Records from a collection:
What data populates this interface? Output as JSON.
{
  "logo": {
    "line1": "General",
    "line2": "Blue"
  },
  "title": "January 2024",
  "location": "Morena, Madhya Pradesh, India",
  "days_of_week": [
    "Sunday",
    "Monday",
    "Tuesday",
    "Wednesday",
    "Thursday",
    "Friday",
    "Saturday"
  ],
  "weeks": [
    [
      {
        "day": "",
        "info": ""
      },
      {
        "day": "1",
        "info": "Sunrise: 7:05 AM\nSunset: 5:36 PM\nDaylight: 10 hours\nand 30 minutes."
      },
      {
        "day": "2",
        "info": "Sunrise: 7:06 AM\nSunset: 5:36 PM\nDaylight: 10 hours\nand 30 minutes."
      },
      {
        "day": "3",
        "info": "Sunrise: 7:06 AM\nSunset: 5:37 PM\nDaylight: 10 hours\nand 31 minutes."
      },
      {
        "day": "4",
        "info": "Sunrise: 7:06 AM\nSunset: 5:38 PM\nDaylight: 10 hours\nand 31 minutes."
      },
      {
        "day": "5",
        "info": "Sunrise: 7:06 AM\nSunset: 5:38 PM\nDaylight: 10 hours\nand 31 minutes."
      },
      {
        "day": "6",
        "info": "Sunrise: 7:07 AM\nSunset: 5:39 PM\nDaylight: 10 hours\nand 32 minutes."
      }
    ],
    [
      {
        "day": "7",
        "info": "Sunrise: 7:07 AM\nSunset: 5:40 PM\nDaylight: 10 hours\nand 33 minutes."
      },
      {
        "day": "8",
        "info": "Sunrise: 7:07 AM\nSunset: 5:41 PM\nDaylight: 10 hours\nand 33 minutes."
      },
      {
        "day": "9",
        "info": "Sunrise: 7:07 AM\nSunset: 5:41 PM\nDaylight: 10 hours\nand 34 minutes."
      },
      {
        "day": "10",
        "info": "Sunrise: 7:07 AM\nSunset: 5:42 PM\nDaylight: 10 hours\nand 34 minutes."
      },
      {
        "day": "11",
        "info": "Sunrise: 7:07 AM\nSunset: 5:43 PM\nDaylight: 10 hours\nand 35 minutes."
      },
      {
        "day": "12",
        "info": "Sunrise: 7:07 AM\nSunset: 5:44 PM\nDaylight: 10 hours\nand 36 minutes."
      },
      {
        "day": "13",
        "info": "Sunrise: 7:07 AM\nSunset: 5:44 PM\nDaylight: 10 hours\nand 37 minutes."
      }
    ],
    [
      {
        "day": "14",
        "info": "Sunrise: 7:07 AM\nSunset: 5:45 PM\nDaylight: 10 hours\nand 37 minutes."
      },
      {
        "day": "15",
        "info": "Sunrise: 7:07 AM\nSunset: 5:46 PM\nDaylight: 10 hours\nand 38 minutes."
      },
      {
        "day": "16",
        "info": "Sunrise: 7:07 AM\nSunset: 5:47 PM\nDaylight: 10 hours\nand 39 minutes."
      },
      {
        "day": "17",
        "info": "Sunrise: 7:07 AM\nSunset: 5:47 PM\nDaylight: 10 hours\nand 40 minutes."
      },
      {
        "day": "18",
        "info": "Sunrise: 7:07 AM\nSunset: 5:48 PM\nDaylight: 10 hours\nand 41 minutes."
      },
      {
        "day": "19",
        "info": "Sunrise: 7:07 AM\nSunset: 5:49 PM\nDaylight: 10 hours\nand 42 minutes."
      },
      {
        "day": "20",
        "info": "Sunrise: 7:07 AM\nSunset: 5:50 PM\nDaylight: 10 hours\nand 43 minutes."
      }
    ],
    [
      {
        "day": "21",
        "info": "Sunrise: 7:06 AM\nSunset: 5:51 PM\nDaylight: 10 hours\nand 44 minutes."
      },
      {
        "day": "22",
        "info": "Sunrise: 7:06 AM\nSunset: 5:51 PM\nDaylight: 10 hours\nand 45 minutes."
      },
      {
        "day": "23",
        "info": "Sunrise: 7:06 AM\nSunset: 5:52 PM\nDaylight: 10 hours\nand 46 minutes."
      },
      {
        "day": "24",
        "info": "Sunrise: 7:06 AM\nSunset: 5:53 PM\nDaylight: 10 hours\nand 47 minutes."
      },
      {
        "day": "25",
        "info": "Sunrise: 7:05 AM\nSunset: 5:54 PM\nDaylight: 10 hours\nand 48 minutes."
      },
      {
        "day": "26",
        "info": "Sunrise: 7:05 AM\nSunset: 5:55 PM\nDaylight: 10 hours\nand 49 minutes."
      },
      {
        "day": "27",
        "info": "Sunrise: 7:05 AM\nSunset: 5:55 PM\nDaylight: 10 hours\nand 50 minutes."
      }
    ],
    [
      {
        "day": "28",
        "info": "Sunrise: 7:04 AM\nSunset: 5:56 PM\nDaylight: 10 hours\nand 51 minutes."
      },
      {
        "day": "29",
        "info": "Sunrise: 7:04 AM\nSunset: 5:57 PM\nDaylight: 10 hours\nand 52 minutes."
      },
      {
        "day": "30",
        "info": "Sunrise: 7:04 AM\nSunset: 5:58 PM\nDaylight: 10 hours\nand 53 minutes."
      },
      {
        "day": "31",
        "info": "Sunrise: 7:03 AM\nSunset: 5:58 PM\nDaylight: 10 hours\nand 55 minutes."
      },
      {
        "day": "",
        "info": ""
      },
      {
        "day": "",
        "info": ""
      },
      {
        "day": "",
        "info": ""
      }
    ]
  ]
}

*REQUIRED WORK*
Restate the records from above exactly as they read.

*RESPONSE TO THIS EXERCISE*
What data populates this interface? Output as JSON.
{
  "logo": {
    "line1": "General",
    "line2": "Blue"
  },
  "title": "January 2024",
  "location": "Morena, Madhya Pradesh, India",
  "days_of_week": [
    "Sunday",
    "Monday",
    "Tuesday",
    "Wednesday",
    "Thursday",
    "Friday",
    "Saturday"
  ],
  "weeks": [
    [
      {
        "day": "",
        "info": ""
      },
      {
        "day": "1",
        "info": "Sunrise: 7:05 AM\nSunset: 5:36 PM\nDaylight: 10 hours\nand 30 minutes."
      },
      {
        "day": "2",
        "info": "Sunrise: 7:06 AM\nSunset: 5:36 PM\nDaylight: 10 hours\nand 30 minutes."
      },
      {
        "day": "3",
        "info": "Sunrise: 7:06 AM\nSunset: 5:37 PM\nDaylight: 10 hours\nand 31 minutes."
      },
      {
        "day": "4",
        "info": "Sunrise: 7:06 AM\nSunset: 5:38 PM\nDaylight: 10 hours\nand 31 minutes."
      },
      {
        "day": "5",
        "info": "Sunrise: 7:06 AM\nSunset: 5:38 PM\nDaylight: 10 hours\nand 31 minutes."
      },
      {
        "day": "6",
        "info": "Sunrise: 7:07 AM\nSunset: 5:39 PM\nDaylight: 10 hours\nand 32 minutes."
      }
    ],
    [
      {
        "day": "7",
        "info": "Sunrise: 7:07 AM\nSunset: 5:40 PM\nDaylight: 10 hours\nand 33 minutes."
      },
      {
        "day": "8",
        "info": "Sunrise: 7:07 AM\nSunset: 5:41 PM\nDaylight: 10 hours\nand 33 minutes."
      },
      {
        "day": "9",
        "info": "Sunrise: 7:07 AM\nSunset: 5:41 PM\nDaylight: 10 hours\nand 34 minutes."
      },
      {
        "day": "10",
        "info": "Sunrise: 7:07 AM\nSunset: 5:42 PM\nDaylight: 10 hours\nand 34 minutes."
      },
      {
        "day": "11",
        "info": "Sunrise: 7:07 AM\nSunset: 5:43 PM\nDaylight: 10 hours\nand 35 minutes."
      },
      {
        "day": "12",
        "info": "Sunrise: 7:07 AM\nSunset: 5:44 PM\nDaylight: 10 hours\nand 36 minutes."
      },
      {
        "day": "13",
        "info": "Sunrise: 7:07 AM\nSunset: 5:44 PM\nDaylight: 10 hours\nand 37 minutes."
      }
    ],
    [
      {
        "day": "14",
        "info": "Sunrise: 7:07 AM\nSunset: 5:45 PM\nDaylight: 10 hours\nand 37 minutes."
      },
      {
        "day": "15",
        "info": "Sunrise: 7:07 AM\nSunset: 5:46 PM\nDaylight: 10 hours\nand 38 minutes."
      },
      {
        "day": "16",
        "info": "Sunrise: 7:07 AM\nSunset: 5:47 PM\nDaylight: 10 hours\nand 39 minutes."
      },
      {
        "day": "17",
        "info": "Sunrise: 7:07 AM\nSunset: 5:47 PM\nDaylight: 10 hours\nand 40 minutes."
      },
      {
        "day": "18",
        "info": "Sunrise: 7:07 AM\nSunset: 5:48 PM\nDaylight: 10 hours\nand 41 minutes."
      },
      {
        "day": "19",
        "info": "Sunrise: 7:07 AM\nSunset: 5:49 PM\nDaylight: 10 hours\nand 42 minutes."
      },
      {
        "day": "20",
        "info": "Sunrise: 7:07 AM\nSunset: 5:50 PM\nDaylight: 10 hours\nand 43 minutes."
      }
    ],
    [
      {
        "day": "21",
        "info": "Sunrise: 7:06 AM\nSunset: 5:51 PM\nDaylight: 10 hours\nand 44 minutes."
      },
      {
        "day": "22",
        "info": "Sunrise: 7:06 AM\nSunset: 5:51 PM\nDaylight: 10 hours\nand 45 minutes."
      },
      {
        "day": "23",
        "info": "Sunrise: 7:06 AM\nSunset: 5:52 PM\nDaylight: 10 hours\nand 46 minutes."
      },
      {
        "day": "24",
        "info": "Sunrise: 7:06 AM\nSunset: 5:53 PM\nDaylight: 10 hours\nand 47 minutes."
      },
      {
        "day": "25",
        "info": "Sunrise: 7:05 AM\nSunset: 5:54 PM\nDaylight: 10 hours\nand 48 minutes."
      },
      {
        "day": "26",
        "info": "Sunrise: 7:05 AM\nSunset: 5:55 PM\nDaylight: 10 hours\nand 49 minutes."
      },
      {
        "day": "27",
        "info": "Sunrise: 7:05 AM\nSunset: 5:55 PM\nDaylight: 10 hours\nand 50 minutes."
      }
    ],
    [
      {
        "day": "28",
        "info": "Sunrise: 7:04 AM\nSunset: 5:56 PM\nDaylight: 10 hours\nand 51 minutes."
      },
      {
        "day": "29",
        "info": "Sunrise: 7:04 AM\nSunset: 5:57 PM\nDaylight: 10 hours\nand 52 minutes."
      },
      {
        "day": "30",
        "info": "Sunrise: 7:04 AM\nSunset: 5:58 PM\nDaylight: 10 hours\nand 53 minutes."
      },
      {
        "day": "31",
        "info": "Sunrise: 7:03 AM\nSunset: 5:58 PM\nDaylight: 10 hours\nand 55 minutes."
      },
      {
        "day": "",
        "info": ""
      },
      {
        "day": "",
        "info": ""
      },
      {
        "day": "",
        "info": ""
      }
    ]
  ]
}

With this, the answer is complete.